WORK ORDER
Pull every line holding the word "organizer" out of the data and copy it.

EXERCISE DATA Start Marker

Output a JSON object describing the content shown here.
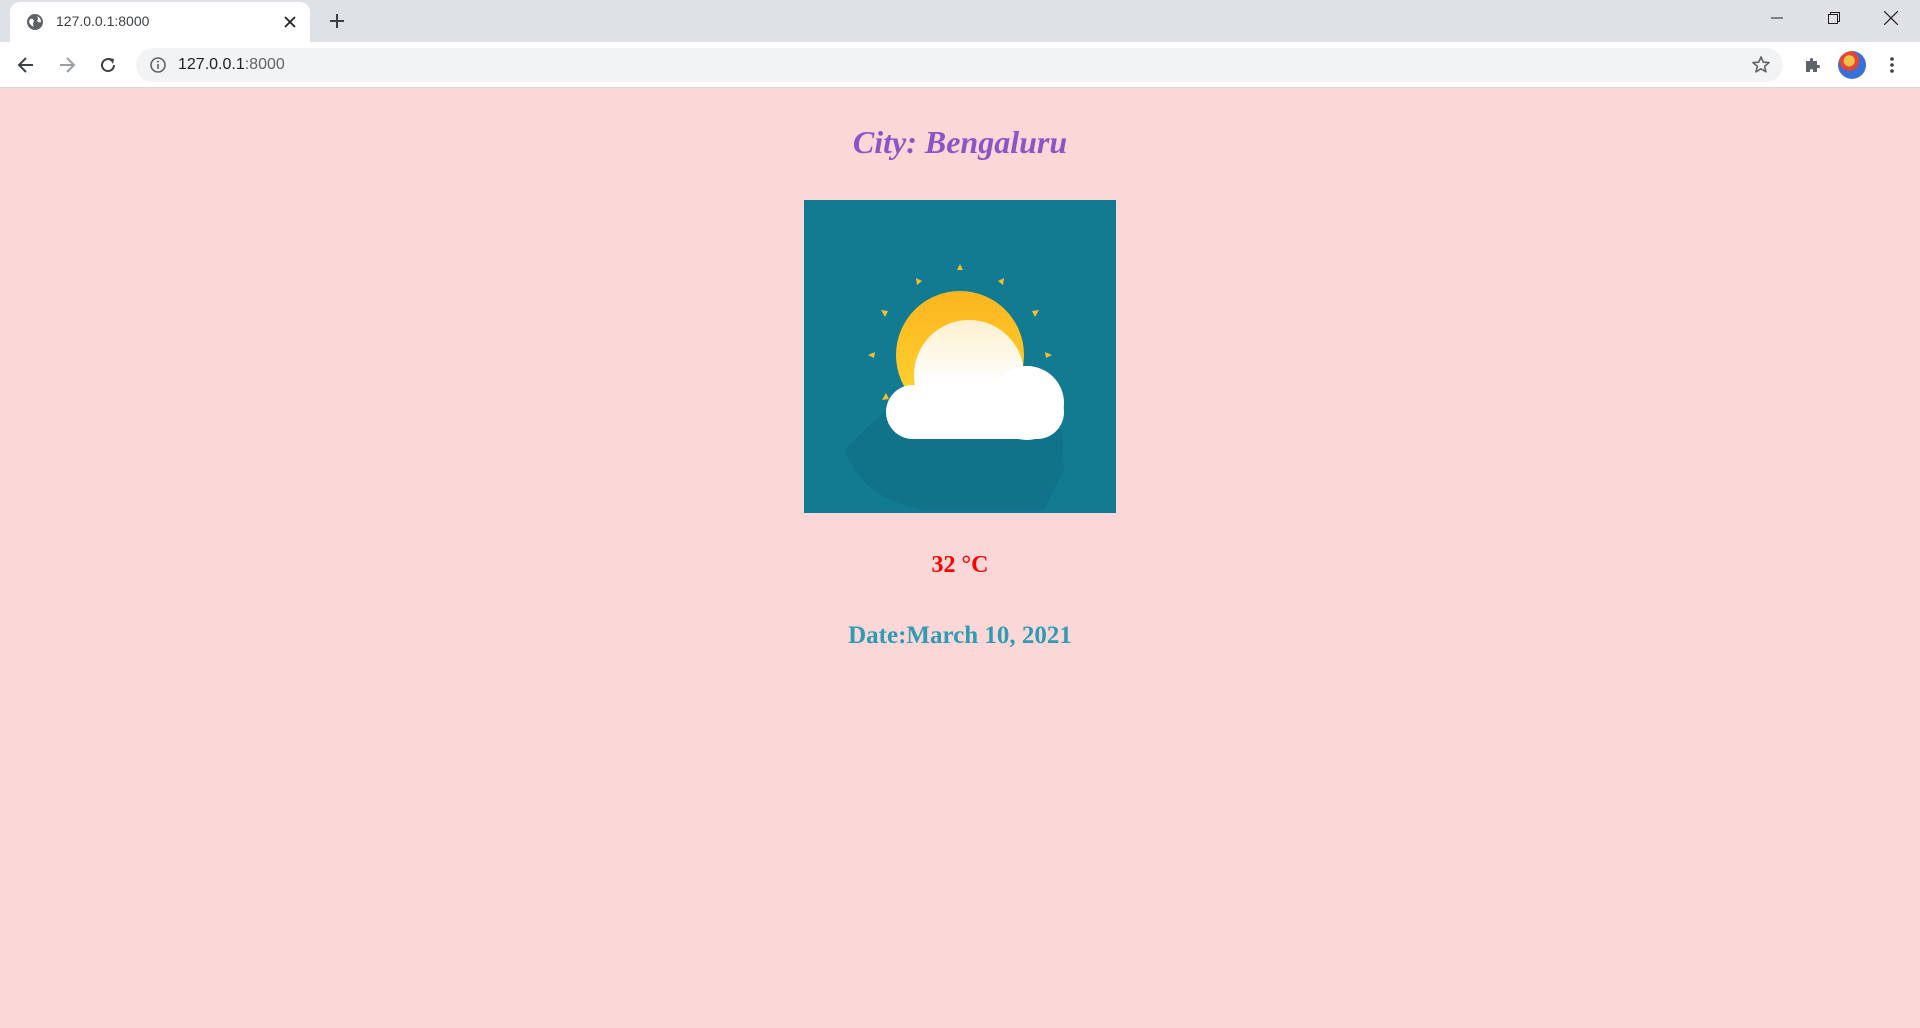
{
  "browser": {
    "tab_title": "127.0.0.1:8000",
    "url_host": "127.0.0.1",
    "url_port": ":8000",
    "icons": {
      "tab": "globe-icon",
      "close_tab": "close-icon",
      "new_tab": "plus-icon",
      "back": "back-arrow-icon",
      "forward": "forward-arrow-icon",
      "reload": "reload-icon",
      "info": "info-icon",
      "bookmark": "star-icon",
      "extensions": "puzzle-icon",
      "menu": "kebab-menu-icon",
      "minimize": "minimize-icon",
      "restore": "restore-icon",
      "close_window": "close-window-icon"
    }
  },
  "weather": {
    "city": "City: Bengaluru",
    "image": "partly-cloudy-sun-icon",
    "temperature": "32 °C",
    "date": "Date:March 10, 2021"
  },
  "colors": {
    "background": "#fbd7d7",
    "city": "#8a55c4",
    "temperature": "#ff0000",
    "date": "#2f9cb4",
    "image_bg": "#127b92"
  }
}
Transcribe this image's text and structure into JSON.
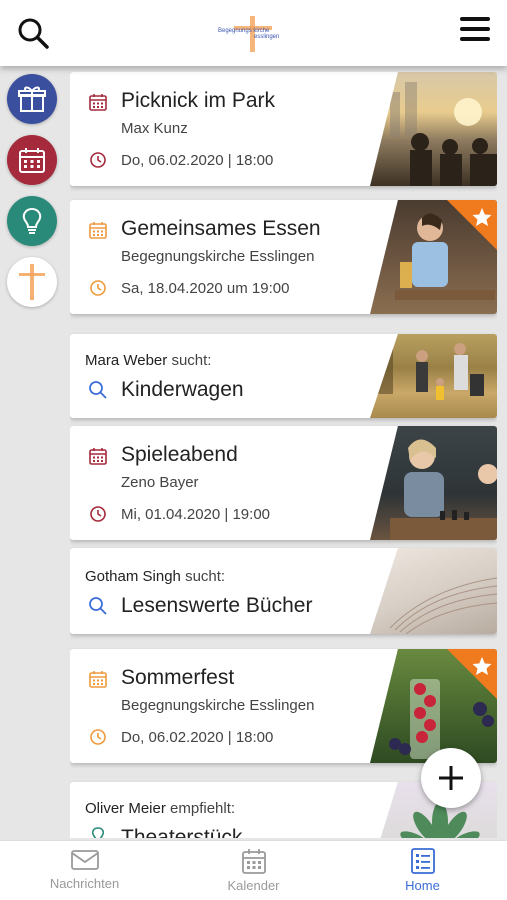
{
  "header": {
    "logo_text_left": "Begegnungs kirche",
    "logo_text_right": "esslingen",
    "search_icon": "search-icon",
    "menu_icon": "hamburger-menu-icon"
  },
  "sidebar": {
    "items": [
      {
        "icon": "gift-icon",
        "color": "#3a4f9e"
      },
      {
        "icon": "calendar-icon",
        "color": "#a52a3c"
      },
      {
        "icon": "lightbulb-icon",
        "color": "#2a8a7a"
      },
      {
        "icon": "church-cross-icon",
        "color": "#ffffff"
      }
    ]
  },
  "feed": {
    "cards": [
      {
        "type": "event",
        "title": "Picknick im Park",
        "organizer": "Max Kunz",
        "date": "Do, 06.02.2020 | 18:00",
        "accent": "#a52a3c",
        "featured": false
      },
      {
        "type": "event",
        "title": "Gemeinsames Essen",
        "organizer": "Begegnungskirche Esslingen",
        "date": "Sa, 18.04.2020 um 19:00",
        "accent": "#f09a3e",
        "featured": true
      },
      {
        "type": "search",
        "person": "Mara Weber",
        "verb": "sucht:",
        "title": "Kinderwagen"
      },
      {
        "type": "event",
        "title": "Spieleabend",
        "organizer": "Zeno Bayer",
        "date": "Mi, 01.04.2020 | 19:00",
        "accent": "#a52a3c",
        "featured": false
      },
      {
        "type": "search",
        "person": "Gotham Singh",
        "verb": "sucht:",
        "title": "Lesenswerte Bücher"
      },
      {
        "type": "event",
        "title": "Sommerfest",
        "organizer": "Begegnungskirche Esslingen",
        "date": "Do, 06.02.2020 | 18:00",
        "accent": "#f09a3e",
        "featured": true
      },
      {
        "type": "recommend",
        "person": "Oliver Meier",
        "verb": "empfiehlt:",
        "title": "Theaterstück"
      }
    ]
  },
  "fab": {
    "icon": "plus-icon"
  },
  "bottom_nav": {
    "tabs": [
      {
        "label": "Nachrichten",
        "icon": "envelope-icon",
        "active": false
      },
      {
        "label": "Kalender",
        "icon": "calendar-icon",
        "active": false
      },
      {
        "label": "Home",
        "icon": "home-list-icon",
        "active": true
      }
    ]
  },
  "colors": {
    "accent_blue": "#3a6cd6",
    "star_orange": "#f07a1e"
  }
}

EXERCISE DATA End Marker

TASK OUTPUT
        "organizer": "Max Kunz",
        "organizer": "Begegnungskirche Esslingen",
        "organizer": "Zeno Bayer",
        "organizer": "Begegnungskirche Esslingen",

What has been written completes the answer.